Problem to solve = An exact copy of all entries is the expected answer.

Provided entries =
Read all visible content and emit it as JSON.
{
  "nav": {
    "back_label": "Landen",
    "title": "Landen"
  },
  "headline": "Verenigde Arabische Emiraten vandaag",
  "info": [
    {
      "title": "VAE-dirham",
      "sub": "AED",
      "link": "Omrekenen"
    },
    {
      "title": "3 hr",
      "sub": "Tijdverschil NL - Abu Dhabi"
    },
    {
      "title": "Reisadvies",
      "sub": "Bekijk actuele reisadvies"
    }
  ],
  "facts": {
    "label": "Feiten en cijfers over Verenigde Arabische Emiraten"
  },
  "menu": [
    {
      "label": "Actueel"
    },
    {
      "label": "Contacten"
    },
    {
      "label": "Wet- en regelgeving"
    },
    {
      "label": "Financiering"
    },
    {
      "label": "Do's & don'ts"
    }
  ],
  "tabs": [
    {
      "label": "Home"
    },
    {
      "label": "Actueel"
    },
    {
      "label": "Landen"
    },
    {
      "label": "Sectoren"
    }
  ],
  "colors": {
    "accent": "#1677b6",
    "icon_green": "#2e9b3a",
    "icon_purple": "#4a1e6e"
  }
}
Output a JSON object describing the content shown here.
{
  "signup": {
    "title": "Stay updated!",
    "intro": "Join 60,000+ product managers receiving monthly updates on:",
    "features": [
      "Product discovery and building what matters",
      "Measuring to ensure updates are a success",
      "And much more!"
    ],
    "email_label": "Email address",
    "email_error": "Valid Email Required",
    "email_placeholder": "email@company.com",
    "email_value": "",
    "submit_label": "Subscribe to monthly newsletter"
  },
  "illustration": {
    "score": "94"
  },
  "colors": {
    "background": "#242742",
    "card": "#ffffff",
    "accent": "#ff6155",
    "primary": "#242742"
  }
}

Answer space =
Read all visible content and emit it as JSON.
{
  "nav": {
    "back_label": "Landen",
    "title": "Landen"
  },
  "headline": "Verenigde Arabische Emiraten vandaag",
  "info": [
    {
      "title": "VAE-dirham",
      "sub": "AED",
      "link": "Omrekenen"
    },
    {
      "title": "3 hr",
      "sub": "Tijdverschil NL - Abu Dhabi"
    },
    {
      "title": "Reisadvies",
      "sub": "Bekijk actuele reisadvies"
    }
  ],
  "facts": {
    "label": "Feiten en cijfers over Verenigde Arabische Emiraten"
  },
  "menu": [
    {
      "label": "Actueel"
    },
    {
      "label": "Contacten"
    },
    {
      "label": "Wet- en regelgeving"
    },
    {
      "label": "Financiering"
    },
    {
      "label": "Do's & don'ts"
    }
  ],
  "tabs": [
    {
      "label": "Home"
    },
    {
      "label": "Actueel"
    },
    {
      "label": "Landen"
    },
    {
      "label": "Sectoren"
    }
  ],
  "colors": {
    "accent": "#1677b6",
    "icon_green": "#2e9b3a",
    "icon_purple": "#4a1e6e"
  }
}
Output a JSON object describing the content shown here.
{
  "signup": {
    "title": "Stay updated!",
    "intro": "Join 60,000+ product managers receiving monthly updates on:",
    "features": [
      "Product discovery and building what matters",
      "Measuring to ensure updates are a success",
      "And much more!"
    ],
    "email_label": "Email address",
    "email_error": "Valid Email Required",
    "email_placeholder": "email@company.com",
    "email_value": "",
    "submit_label": "Subscribe to monthly newsletter"
  },
  "illustration": {
    "score": "94"
  },
  "colors": {
    "background": "#242742",
    "card": "#ffffff",
    "accent": "#ff6155",
    "primary": "#242742"
  }
}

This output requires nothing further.